We are very, very small in the Universe.
Who has comprehended its unfathomable vastness?
Yet, the Bible says of God, “He determines the number of the stars and calls them each by name. Great is our Lord and mighty in power; his understanding has no limit.” (Psalm 147:4-5)
Our God spoke the Universe into existence by his powerful Word. He created each galaxy, each star and each person and knows them all by name. What an amazingly huge and powerful God we have!
“When I consider your heavens, the work of your fingers, the moon and the stars, which you have set in place, what is man that you are mindful of him, the son of man that you care for him?” (Psalm 8:3-4)
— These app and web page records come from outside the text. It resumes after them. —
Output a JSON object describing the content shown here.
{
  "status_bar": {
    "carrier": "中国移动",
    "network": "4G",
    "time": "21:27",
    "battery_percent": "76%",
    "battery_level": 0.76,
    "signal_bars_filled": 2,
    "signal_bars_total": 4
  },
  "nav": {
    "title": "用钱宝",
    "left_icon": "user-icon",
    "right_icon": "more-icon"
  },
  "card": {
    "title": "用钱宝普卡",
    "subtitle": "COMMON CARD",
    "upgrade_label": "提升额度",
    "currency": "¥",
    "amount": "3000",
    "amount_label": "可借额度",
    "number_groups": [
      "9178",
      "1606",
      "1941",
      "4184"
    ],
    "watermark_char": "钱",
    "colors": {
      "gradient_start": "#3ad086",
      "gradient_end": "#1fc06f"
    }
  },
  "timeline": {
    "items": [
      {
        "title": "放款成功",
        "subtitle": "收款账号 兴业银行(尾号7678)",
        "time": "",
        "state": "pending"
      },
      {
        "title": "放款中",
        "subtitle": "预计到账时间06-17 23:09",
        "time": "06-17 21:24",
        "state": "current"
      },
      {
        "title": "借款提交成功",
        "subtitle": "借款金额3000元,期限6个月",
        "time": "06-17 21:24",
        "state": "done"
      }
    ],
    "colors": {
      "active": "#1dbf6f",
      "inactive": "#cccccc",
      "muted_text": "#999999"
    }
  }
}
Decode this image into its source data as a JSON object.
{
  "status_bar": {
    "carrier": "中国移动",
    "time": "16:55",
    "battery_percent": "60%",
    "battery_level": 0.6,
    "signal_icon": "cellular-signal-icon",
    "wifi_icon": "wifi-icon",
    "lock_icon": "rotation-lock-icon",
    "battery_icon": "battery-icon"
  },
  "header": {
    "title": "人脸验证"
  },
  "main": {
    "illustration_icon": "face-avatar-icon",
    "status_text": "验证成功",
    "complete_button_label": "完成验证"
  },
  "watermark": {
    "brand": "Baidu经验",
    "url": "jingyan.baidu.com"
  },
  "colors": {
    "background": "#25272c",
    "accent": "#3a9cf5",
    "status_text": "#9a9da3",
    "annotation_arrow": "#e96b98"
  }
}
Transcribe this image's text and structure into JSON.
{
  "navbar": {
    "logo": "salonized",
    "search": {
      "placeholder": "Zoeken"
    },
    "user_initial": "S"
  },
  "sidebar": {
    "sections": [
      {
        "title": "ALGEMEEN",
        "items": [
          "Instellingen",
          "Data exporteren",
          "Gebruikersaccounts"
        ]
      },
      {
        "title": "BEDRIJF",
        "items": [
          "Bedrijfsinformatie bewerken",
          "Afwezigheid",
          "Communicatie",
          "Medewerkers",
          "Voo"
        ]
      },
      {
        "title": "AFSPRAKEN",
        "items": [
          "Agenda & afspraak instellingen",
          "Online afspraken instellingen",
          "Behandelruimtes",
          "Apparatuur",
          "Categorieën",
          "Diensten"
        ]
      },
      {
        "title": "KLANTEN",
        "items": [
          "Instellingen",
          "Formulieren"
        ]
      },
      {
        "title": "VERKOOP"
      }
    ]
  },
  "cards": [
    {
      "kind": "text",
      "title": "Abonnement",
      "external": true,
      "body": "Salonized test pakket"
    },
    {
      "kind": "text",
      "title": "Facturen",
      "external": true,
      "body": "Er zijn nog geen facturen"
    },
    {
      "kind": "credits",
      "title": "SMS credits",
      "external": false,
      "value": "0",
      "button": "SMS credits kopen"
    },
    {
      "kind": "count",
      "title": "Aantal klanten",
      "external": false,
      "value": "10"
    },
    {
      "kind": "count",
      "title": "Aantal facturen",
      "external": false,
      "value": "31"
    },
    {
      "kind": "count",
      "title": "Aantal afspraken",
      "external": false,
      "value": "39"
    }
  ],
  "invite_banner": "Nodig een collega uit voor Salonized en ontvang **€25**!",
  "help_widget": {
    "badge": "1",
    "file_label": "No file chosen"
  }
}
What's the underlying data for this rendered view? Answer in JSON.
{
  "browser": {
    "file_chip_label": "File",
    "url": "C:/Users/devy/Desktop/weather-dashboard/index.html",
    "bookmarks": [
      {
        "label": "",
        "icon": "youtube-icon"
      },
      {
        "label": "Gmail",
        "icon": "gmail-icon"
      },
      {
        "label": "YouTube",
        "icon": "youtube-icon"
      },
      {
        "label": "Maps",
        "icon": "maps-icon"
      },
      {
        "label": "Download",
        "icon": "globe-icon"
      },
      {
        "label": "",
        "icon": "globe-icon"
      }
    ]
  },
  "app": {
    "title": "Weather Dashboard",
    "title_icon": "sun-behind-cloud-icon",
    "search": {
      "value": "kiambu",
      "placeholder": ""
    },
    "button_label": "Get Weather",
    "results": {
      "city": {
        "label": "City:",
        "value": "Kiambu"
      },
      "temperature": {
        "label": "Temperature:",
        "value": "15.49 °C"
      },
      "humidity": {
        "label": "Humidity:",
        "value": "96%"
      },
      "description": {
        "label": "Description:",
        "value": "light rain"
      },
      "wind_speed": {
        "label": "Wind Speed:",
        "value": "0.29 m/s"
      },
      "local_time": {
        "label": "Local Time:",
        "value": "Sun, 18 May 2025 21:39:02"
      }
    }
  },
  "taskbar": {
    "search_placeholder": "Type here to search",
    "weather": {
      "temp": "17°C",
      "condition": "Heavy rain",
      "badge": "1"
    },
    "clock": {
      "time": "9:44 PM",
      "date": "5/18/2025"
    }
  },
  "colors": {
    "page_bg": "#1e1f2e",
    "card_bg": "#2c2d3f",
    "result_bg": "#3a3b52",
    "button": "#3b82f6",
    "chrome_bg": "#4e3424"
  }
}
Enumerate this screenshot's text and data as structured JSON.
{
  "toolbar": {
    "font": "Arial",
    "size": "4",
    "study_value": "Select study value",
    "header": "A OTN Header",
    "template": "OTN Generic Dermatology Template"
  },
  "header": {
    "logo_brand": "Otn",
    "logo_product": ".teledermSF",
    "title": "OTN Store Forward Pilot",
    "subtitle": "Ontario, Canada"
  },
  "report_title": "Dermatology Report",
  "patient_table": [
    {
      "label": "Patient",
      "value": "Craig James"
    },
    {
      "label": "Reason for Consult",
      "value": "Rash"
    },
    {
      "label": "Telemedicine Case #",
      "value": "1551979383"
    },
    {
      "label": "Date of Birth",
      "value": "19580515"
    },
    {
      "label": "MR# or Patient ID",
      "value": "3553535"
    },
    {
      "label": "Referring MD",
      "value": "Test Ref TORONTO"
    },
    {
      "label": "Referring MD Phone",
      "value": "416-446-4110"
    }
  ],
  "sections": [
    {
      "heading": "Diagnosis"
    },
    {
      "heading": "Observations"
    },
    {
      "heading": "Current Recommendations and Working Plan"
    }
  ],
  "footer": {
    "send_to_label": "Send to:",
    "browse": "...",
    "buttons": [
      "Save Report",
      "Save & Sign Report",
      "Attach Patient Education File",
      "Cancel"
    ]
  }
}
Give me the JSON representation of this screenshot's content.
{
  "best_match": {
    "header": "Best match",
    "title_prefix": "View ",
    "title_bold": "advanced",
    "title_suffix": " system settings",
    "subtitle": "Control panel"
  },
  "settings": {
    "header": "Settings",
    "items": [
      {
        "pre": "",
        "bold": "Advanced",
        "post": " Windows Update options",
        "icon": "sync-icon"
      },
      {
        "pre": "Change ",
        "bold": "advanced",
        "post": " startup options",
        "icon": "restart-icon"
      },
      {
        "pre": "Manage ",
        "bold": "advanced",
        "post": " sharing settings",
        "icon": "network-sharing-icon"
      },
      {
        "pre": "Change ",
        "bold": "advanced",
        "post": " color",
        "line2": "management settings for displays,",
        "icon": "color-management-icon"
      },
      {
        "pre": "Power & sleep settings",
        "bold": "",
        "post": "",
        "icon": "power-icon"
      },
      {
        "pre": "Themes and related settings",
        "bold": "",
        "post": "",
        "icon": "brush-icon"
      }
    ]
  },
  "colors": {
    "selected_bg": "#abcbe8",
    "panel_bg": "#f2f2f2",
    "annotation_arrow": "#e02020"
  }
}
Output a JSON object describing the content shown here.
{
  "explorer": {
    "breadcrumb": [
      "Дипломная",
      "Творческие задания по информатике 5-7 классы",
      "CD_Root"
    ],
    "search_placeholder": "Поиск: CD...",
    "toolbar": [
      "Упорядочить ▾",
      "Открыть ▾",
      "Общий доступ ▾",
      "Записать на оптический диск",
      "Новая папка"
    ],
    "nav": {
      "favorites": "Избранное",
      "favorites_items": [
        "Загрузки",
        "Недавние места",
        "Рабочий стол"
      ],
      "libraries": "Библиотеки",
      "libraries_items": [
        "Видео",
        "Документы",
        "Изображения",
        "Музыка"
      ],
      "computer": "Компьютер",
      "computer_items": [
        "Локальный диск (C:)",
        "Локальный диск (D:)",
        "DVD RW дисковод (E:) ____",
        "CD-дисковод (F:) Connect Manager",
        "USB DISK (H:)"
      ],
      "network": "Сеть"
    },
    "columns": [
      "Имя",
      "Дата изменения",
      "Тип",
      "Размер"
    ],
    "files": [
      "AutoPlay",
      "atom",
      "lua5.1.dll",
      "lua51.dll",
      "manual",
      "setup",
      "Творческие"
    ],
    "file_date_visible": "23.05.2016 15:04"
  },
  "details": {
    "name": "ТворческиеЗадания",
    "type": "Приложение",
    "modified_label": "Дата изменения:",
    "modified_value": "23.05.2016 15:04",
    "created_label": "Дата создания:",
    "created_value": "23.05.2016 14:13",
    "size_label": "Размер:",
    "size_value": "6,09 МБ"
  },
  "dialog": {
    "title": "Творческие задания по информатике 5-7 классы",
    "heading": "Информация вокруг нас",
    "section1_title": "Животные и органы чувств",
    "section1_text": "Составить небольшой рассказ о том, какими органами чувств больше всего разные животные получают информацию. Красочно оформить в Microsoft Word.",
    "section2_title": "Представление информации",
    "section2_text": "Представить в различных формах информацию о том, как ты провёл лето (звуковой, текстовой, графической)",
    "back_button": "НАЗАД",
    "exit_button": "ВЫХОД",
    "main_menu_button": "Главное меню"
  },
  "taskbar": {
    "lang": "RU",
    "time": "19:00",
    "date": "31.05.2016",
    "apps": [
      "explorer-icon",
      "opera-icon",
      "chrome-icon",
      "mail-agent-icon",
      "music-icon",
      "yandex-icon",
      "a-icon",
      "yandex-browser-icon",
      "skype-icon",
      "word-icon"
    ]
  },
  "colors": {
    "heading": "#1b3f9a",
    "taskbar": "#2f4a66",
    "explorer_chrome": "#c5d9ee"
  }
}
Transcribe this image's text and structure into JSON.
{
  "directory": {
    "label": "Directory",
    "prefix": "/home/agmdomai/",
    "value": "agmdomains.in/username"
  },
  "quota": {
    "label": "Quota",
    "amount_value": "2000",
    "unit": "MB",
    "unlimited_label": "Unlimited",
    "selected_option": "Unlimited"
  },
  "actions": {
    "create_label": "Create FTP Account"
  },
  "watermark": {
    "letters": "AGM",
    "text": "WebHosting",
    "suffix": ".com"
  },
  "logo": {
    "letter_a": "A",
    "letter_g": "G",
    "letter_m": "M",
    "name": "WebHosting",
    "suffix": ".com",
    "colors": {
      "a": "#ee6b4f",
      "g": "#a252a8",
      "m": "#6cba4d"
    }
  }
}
I vividly remember the night I first really saw the Milky Way. I walked out of a restaurant near Uluru (Ayer’s Rock) in the Great Australian Outback, and despite the lights of the little tourist village, the brilliance of the Milky Way instantly commanded my full attention. In that clear, desert atmosphere, away from the pervasive light pollution I had always known, I was all of a sudden confronted with the grandeur of the universe. Seeing its true, unsullied magnificence impacted me greatly that night and made me realize just how small I am in the Universe (and yet amazingly, I am still personally known and loved by God).
Here in Tasmania we also have very dark skies, especially when looking south over the Southern Ocean. Every time I gaze up at the stars here, even on a casual walk around my neighbourhood, I am always humbled underneath its great brilliance.
I photographed this panorama of the Milky Way from Goat’s Bluff, South Arm, Tasmania, which is about a half hour southeast of Hobart. I snapped it while I was waiting for the Aurora Australis.
(See my other two photos of the Aurora Australis that night: Aurora Australis Over Goat’s Bluff, South Arm, Tasmania, Australia and Aurora Australis Over Lighthouse Panorama).)
The Southern Lights are visible as a faint glow at the bottom of this panorama, but unfortunately due to a burnoff, the pink glow of the aurora was tinted brown with smoke. However, it still brings a nice ambience to the photo.